Scotland: Vols. VI–VIII. 1876–79.


Bonnie Greenlaw

By Hugh Macdonald (1817–1860)

O, THE CAULD breath o’ winter, sae bitter and keen

Has stown frae the woodlands their mantles o’ green;

Nae wee bird sings sweetly, nae flower blossoms braw;

A’ nature ’s grown cheerless at bonnie Greenlaw.

But ’t isna the sang o’ the mavis we mourn,

Nor the wee droopin’ harebell sae withered and torn;

There ’s a form and a face, there ’s a sweet smile awa’,

That ance gladdened winter at bonnie Greenlaw.

Short syne seems the time when in simmer’s nicht gloom,

Wi’ laughin’ and daffin’, we pu’d the Law-bloom,

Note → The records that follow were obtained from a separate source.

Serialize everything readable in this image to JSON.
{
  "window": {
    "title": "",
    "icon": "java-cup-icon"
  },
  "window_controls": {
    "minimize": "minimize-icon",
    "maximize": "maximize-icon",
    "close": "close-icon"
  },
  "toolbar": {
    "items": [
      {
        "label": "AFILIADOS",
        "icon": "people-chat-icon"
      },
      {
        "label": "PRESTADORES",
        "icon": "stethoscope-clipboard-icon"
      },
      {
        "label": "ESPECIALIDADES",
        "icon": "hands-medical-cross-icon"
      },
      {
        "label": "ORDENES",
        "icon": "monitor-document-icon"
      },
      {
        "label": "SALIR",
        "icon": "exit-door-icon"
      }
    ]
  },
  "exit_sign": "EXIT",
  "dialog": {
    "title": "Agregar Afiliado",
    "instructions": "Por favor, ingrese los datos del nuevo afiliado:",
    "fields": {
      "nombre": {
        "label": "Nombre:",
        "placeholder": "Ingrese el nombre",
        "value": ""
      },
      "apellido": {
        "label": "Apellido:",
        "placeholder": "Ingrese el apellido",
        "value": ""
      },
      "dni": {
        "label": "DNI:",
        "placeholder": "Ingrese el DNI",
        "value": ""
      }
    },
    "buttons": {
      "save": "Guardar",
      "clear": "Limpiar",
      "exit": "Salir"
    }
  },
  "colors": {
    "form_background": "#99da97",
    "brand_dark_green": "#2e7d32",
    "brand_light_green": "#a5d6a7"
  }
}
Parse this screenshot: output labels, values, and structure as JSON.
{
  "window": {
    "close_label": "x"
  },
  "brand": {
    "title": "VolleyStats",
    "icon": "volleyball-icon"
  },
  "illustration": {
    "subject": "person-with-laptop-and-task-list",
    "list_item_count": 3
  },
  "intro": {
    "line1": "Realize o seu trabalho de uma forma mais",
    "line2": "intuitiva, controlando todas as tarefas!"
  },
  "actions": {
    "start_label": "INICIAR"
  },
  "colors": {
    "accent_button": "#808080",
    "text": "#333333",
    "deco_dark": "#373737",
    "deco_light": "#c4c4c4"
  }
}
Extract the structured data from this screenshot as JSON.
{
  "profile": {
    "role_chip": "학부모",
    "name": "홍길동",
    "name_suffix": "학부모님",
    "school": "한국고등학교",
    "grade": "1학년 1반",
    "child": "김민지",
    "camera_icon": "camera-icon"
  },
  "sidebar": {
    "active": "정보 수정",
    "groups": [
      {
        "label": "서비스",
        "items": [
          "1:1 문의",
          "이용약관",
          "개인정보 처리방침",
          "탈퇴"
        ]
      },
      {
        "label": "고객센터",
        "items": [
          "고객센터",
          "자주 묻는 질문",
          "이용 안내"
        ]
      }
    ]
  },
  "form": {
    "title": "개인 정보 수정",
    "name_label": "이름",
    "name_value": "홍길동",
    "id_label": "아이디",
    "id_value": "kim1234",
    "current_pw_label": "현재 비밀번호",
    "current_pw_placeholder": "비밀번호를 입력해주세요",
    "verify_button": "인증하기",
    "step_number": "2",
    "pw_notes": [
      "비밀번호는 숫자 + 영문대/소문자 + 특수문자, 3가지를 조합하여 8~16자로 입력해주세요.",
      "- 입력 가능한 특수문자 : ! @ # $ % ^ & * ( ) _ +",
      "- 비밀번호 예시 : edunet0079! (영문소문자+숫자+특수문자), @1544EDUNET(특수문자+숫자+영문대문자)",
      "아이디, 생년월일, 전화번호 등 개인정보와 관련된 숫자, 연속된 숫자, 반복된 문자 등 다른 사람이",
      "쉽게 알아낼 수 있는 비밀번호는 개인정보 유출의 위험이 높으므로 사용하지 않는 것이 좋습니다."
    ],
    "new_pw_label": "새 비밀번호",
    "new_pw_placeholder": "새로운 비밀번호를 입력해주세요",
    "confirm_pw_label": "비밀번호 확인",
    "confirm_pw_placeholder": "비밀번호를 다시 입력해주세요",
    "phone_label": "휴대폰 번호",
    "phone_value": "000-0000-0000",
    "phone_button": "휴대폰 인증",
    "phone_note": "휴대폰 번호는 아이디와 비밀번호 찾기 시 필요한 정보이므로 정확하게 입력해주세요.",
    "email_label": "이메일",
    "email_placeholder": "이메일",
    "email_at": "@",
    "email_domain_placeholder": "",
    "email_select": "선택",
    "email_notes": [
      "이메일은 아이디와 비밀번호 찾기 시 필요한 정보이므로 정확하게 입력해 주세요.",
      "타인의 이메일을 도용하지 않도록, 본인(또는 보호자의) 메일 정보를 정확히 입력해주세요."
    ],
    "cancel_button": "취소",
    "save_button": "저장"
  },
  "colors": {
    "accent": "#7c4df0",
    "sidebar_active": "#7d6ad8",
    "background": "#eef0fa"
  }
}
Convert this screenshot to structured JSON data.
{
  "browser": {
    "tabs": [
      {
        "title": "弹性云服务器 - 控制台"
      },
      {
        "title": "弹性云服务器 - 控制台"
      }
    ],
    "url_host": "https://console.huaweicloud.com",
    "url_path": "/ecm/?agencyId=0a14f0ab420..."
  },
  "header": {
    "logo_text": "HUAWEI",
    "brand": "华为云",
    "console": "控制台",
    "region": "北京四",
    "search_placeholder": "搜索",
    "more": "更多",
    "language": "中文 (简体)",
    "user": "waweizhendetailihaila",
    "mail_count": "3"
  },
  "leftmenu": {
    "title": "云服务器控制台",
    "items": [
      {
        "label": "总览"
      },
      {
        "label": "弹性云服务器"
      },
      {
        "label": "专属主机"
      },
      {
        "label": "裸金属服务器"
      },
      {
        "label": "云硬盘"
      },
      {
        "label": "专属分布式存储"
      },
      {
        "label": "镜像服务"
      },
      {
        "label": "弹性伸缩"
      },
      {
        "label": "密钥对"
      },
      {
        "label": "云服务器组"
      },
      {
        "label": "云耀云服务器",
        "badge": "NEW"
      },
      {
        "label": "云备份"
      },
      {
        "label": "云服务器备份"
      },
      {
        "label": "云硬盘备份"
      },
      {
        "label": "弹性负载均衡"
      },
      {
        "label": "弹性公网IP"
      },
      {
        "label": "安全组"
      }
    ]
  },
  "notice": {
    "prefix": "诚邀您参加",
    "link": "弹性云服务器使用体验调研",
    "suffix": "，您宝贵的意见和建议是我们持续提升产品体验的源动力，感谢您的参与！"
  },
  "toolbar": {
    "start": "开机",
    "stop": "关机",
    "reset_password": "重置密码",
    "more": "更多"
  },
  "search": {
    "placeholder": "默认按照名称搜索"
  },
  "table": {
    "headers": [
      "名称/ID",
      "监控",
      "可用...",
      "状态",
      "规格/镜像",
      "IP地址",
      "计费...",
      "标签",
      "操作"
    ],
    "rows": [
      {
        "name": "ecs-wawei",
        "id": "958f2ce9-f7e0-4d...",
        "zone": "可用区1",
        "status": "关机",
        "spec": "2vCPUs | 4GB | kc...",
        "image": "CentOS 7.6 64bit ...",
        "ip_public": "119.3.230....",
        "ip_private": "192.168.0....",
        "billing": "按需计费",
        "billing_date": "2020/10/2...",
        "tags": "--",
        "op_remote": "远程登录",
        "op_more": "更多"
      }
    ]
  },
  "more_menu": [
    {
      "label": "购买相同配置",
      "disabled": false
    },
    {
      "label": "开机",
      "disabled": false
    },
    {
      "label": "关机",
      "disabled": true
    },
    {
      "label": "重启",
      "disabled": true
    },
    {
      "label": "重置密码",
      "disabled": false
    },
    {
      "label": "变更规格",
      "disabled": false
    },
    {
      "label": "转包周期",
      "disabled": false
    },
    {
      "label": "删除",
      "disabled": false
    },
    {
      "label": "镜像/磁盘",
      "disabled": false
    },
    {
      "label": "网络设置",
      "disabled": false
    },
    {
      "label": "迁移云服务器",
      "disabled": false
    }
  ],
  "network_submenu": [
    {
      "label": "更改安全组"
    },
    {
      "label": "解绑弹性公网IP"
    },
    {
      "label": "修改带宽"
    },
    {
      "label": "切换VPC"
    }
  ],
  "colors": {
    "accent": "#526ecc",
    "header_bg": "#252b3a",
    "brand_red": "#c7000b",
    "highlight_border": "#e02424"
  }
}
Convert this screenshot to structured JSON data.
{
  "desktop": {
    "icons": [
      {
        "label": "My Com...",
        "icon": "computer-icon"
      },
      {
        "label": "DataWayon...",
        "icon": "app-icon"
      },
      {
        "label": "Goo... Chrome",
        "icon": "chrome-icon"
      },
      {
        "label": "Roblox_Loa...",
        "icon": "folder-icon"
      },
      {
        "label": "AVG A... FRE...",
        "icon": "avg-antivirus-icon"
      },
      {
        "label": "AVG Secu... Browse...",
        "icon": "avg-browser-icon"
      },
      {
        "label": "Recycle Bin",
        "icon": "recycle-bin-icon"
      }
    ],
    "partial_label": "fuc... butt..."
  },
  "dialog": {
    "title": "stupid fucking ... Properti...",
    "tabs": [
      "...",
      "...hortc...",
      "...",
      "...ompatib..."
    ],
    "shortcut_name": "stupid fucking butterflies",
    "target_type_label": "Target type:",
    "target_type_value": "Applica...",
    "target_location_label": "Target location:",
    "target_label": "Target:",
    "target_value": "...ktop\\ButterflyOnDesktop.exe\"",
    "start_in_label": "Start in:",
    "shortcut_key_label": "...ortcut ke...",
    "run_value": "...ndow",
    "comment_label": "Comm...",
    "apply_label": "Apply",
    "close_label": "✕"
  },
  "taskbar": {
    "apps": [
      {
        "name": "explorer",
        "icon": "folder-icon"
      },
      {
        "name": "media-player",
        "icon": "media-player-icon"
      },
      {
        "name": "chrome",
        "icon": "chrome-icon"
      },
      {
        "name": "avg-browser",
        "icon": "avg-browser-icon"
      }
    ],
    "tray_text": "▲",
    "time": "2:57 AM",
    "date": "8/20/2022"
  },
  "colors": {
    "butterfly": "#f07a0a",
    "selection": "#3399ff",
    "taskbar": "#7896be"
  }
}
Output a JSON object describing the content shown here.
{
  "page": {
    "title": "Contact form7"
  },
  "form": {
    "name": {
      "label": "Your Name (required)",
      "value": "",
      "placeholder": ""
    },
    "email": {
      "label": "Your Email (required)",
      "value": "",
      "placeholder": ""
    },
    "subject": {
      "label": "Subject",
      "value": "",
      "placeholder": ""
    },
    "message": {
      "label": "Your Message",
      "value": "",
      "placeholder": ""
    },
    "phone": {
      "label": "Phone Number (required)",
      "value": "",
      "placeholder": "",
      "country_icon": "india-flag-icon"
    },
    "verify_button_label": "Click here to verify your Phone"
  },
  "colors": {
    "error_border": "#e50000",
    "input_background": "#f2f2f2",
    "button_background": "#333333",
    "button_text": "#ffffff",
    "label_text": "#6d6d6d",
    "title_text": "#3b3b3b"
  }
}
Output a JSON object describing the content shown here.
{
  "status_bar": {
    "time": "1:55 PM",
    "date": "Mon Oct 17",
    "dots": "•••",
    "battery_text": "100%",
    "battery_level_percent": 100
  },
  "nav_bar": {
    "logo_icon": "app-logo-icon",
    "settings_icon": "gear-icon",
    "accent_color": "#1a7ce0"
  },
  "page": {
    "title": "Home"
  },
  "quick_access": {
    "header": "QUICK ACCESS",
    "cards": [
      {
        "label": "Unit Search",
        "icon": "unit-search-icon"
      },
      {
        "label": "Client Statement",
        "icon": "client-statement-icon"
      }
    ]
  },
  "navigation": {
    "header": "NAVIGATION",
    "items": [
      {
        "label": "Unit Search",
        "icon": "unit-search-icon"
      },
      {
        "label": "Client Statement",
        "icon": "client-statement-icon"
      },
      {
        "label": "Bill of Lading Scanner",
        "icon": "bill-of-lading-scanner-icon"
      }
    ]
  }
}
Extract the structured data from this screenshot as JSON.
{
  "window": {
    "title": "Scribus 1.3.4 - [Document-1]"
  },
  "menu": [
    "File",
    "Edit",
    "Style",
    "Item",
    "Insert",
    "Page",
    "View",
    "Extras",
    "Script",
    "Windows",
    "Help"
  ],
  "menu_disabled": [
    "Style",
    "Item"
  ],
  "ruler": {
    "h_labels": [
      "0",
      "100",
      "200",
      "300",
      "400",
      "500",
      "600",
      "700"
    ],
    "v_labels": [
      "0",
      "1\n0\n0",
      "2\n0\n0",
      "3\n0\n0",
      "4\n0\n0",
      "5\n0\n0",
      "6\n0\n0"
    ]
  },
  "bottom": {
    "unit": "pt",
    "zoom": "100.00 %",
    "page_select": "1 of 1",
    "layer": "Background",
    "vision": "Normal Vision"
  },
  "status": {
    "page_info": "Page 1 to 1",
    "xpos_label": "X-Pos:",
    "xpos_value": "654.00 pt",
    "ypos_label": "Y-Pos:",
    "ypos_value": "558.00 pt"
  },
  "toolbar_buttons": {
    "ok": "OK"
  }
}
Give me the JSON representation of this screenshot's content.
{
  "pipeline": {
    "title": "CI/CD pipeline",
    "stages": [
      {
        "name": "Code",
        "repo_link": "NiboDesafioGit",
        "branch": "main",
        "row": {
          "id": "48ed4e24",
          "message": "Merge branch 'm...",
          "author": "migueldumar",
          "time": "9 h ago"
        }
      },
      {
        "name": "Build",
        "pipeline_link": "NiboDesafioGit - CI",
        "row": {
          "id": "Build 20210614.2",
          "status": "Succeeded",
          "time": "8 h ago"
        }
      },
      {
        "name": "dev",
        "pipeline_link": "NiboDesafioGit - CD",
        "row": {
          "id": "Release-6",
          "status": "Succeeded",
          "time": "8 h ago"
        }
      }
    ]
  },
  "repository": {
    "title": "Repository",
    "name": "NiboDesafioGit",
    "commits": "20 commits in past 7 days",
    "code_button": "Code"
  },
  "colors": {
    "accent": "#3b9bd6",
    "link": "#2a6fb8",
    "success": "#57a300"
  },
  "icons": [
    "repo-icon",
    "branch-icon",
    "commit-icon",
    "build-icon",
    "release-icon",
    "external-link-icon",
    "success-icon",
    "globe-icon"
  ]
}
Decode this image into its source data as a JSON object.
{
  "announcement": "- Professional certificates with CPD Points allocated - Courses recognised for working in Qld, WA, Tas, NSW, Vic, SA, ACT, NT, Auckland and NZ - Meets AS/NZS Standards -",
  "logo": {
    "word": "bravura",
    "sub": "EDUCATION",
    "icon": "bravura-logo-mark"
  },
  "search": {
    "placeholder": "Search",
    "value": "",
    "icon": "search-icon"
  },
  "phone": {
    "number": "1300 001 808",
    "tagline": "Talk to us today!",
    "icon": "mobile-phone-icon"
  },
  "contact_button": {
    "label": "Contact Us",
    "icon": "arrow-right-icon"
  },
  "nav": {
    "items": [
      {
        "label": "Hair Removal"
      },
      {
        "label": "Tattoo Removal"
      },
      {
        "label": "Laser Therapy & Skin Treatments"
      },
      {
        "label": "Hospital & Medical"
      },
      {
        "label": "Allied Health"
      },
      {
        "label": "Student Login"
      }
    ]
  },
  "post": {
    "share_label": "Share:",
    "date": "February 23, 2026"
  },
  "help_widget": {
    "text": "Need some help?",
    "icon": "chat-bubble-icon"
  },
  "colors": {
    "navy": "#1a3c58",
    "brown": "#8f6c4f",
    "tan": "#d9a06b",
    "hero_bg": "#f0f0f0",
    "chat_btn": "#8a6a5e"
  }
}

Or scaured the wee lambs o’er the fresh dewy lea,

While jinkin’ in joy round the auld saughen-tree.

When the bright sun o’ hairst slippit doun to his bed,

We soucht the row’n tree for his berries sae red;

While the short hours o’ gladness gaed smilin’ awa’,

Undimmed by a’ care frae the woods o’ Greenlaw.

When the sweet spring returns, and cauld winter is gane,

The primrose and gowan we ’ll welcome again;

But there ’s ae flower, I ween, we lo’ed better than a’,

That we ’ll ne’er meet again ’mang the woods o’ Greenlaw.